The World Intellectual Property Organization (WIPO) is one of the specialized agencies of the United Nation and functions as the global forum for Intellectual Property (IP) services, policy, information and cooperation where governments, intergovernmental organizations, industry groups and Civil Society Organizational come together to address the evolving Intellectual Property issues.
According to WIPO, Intellectual Property (IP) refers to the creations of the mind like inventions; literary and artistic works; and symbols, names and images used in commerce which can be perceived into two categories: registered Intellectual Property and non-registered Intellectual Property. Registered IP requires an application to an IP office in the respective states that will assess the application and make a decision if the invention, trademark or design meets the requirements for registration. Patents, Trade Marks, Designs, Geographical Indication and Plant Variety Protection come under the registered Intellectual Property.

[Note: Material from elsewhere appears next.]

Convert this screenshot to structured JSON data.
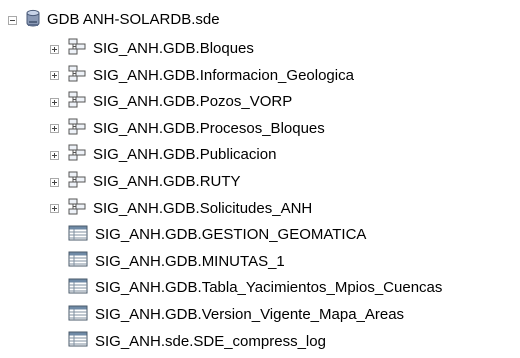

Patents protects a right or title for a set period of 20 years, especially with the main objective of protecting your invention from others from re-making, using, or selling your same inventions. Trade Marks protect brands, names and logos of the company. Designs protect the way something looks, which can be the ornamental or aesthetic aspect of an article or the product. Geographical Indication (GI) is a sign used on products that have a specific geographical origin and possess qualities or a reputation that are due to that origin, for instance the brand Darjeeling Tea is attributable to its geographical origin. Plant Variety Protection protects new varieties of plants.
Intellectual Property that does not require registration in most countries is Copyright, which according to the Peter Willimott, Senior Program Officer at the WIPO Office in Singapore presented it as a legal term used to describe the rights that creators have over their literary and artistic works. “Works covered by copyright range from books, music, paintings, sculpture, and films, to computer programs, databases, advertisements, maps, and technical drawings. In majority of the countries, and according to the Berne Convention, copyright protection is obtained automatically without the need for registration or other formalities,” explained Peter.
The Intellectual Property system is based on national Intellectual Property laws and procedures. As a result, to obtain protection for an invention (patent or utility model), trademark or design, one needs to apply to the national Intellectual Property Office (Department of Intellectual Property under the Ministry of Economic Affairs in Bhutan). The Intellectual Property division will assess the application based on the laws of the country and decide whether or not to grant the right.
According to the World Intellectual Property Organization (WIPO), the protection and promotion of Intellectual Properties has become more important than ever. “The progress and well-being of humanity rest on its capacity to create and invent new works in the areas of technology and culture. Second, the legal protection of new creations encourages the commitment of additional resources for further innovation. Third, the promotion and protection of intellectual property spurs economic growth, creates new jobs and industries, and enhances the quality and enjoyment of life.
An efficient and equitable intellectual property system can help all countries to realize intellectual property’s potential as a catalyst for economic development and social and cultural well-being. The intellectual property system helps strike a balance between the interests of innovators and the public interest, providing an environment in which creativity and invention can flourish,” according to the lists by the WIPO.
The World Intellectual Property Organization functions with the mission to lead the development of a balanced and effective international intellectual property (IP) system that enables innovation and creativity for the benefit of all.